The only downside is that the shift paddles are mounted to the steering column not the wheel, and they’re not quite far enough out for easy reach – a mid-corner gear blip could be a challenge. The auto 'box has a cool party piece though; pull the ‘down’ paddle as you’re going into a corner and, rather than dropping one cog, it’ll select the gear that’ll give you the best torque for a fast corner exit. The car sets itself up differently depending on which mode you’re in. Comfort will keep things smooth, Sport ups the noise, and Race makes it aggressive and turns the traction control off. The transformation between each mode is huge, and while purists will keep it in Race all the time, we found that Sport is the best balance for road work. The Megane RS does without AWD and hyperhatch power, instead keeping the front wheels driven and, in today’s climate at least, a modest power figure.
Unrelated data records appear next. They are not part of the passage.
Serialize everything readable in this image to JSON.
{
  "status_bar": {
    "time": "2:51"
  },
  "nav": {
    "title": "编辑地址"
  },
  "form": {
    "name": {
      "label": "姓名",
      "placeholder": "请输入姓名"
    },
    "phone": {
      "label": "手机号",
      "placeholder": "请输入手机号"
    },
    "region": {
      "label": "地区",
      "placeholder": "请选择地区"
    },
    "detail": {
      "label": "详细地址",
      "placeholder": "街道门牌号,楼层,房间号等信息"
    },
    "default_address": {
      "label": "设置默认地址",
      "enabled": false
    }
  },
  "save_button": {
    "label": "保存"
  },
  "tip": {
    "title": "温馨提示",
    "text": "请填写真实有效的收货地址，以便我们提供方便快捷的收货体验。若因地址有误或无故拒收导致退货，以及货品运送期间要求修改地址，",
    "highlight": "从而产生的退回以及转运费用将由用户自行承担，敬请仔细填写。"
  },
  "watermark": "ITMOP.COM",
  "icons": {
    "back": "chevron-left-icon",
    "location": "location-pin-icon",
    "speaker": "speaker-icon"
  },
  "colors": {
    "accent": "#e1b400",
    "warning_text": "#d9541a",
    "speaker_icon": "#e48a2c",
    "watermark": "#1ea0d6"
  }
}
Renault has set plenty of FWD records in the past, so why not stick to what it’s good? However, it has decided to give the rear wheels something to do by introducing '4Control' four-wheel steering – a first for this class of car. Below 37mph (62mph in Race mode) the rear wheels give you a few degrees of steer in the opposite direction to the fronts, above those speeds they point in the same direction as the fronts for a tighter line. The results on the move are utterly astounding. Switchbacks and tight bends are dealt with easily and directly – almost with the forceful cornering dexterity of an AWD hot hatch but with none of the weight penalty that goes with it.